YOUR OBJECTIVE |
Your answer should hold all lines of the entries that include the word "this".

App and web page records

=====

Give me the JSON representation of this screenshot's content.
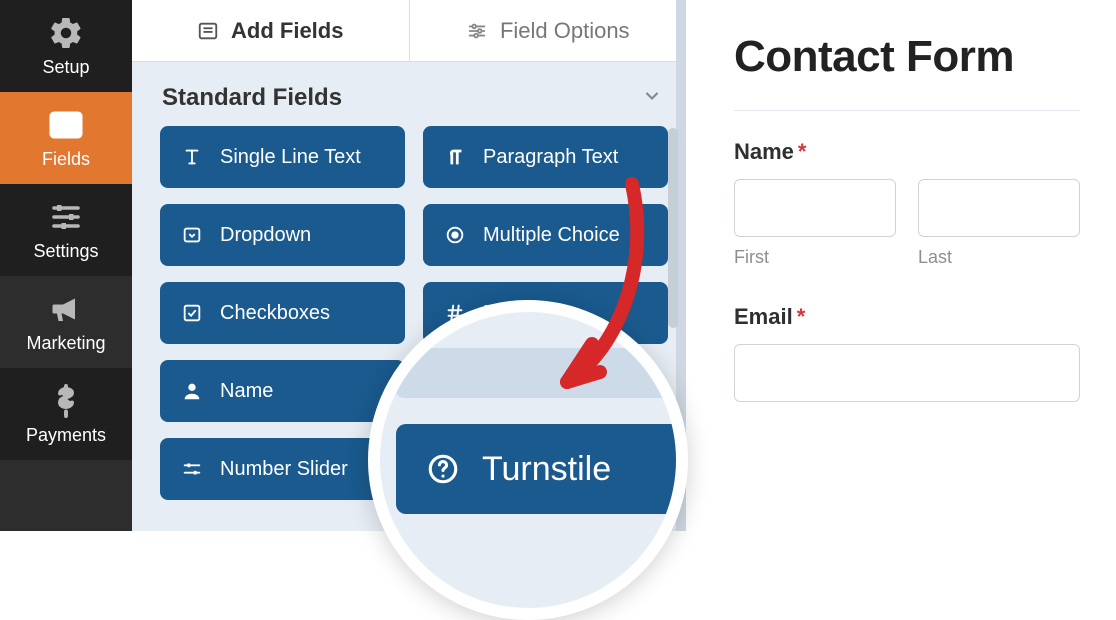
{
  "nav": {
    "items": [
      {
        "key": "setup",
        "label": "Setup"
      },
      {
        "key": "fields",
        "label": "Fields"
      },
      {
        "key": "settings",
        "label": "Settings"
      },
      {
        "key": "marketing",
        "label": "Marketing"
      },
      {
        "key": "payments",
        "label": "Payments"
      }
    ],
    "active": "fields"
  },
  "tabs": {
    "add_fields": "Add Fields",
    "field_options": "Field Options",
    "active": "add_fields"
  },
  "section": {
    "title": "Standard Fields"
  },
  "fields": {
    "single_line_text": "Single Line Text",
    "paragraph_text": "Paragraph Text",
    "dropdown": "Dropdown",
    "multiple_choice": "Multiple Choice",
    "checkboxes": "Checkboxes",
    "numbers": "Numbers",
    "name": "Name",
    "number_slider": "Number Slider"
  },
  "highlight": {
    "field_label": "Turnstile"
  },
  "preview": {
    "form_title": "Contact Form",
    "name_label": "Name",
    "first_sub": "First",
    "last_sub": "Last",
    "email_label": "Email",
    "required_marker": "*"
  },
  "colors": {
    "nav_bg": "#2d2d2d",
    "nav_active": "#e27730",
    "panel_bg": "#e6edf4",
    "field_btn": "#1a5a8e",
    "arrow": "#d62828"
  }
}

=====

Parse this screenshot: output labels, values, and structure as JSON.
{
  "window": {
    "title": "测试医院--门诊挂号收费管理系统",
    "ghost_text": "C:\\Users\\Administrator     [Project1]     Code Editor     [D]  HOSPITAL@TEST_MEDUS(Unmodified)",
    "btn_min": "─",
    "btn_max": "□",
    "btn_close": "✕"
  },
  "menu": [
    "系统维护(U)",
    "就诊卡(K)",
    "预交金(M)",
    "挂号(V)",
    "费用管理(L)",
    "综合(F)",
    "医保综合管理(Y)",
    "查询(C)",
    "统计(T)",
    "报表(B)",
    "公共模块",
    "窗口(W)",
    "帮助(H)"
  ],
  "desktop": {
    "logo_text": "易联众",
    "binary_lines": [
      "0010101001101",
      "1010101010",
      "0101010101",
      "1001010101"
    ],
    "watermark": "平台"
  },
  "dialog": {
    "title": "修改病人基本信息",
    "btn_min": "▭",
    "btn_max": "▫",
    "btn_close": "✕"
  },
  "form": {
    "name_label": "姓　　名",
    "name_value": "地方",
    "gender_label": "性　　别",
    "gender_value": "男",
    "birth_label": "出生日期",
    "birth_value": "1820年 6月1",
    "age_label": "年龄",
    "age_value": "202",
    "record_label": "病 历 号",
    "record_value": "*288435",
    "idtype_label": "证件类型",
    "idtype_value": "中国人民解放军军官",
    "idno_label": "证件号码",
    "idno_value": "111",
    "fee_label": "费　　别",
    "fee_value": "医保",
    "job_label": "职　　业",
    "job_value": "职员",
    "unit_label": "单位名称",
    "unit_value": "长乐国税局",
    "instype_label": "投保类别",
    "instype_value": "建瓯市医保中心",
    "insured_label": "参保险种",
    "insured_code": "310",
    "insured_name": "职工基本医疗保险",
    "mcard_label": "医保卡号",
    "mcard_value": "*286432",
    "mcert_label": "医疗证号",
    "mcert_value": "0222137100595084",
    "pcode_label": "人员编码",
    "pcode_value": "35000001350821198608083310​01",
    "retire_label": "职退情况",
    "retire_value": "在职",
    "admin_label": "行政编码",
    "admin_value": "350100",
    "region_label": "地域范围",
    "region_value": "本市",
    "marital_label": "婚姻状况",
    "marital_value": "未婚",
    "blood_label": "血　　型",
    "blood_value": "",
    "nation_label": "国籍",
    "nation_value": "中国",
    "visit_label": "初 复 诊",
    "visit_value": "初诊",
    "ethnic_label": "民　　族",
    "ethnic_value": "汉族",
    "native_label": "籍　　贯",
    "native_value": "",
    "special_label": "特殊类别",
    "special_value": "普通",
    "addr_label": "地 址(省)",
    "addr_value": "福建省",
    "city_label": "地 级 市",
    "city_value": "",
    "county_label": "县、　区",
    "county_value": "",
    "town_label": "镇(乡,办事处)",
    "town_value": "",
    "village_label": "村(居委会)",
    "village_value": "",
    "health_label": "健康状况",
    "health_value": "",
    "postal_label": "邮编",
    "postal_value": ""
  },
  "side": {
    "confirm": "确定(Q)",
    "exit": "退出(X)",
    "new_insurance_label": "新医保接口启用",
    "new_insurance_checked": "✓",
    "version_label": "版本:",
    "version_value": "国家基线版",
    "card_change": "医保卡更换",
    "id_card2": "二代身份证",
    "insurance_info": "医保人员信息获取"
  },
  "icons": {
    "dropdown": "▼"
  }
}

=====

THE COMPLETED TASK |
Give me the JSON representation of this screenshot's content.
Parse this screenshot: output labels, values, and structure as JSON.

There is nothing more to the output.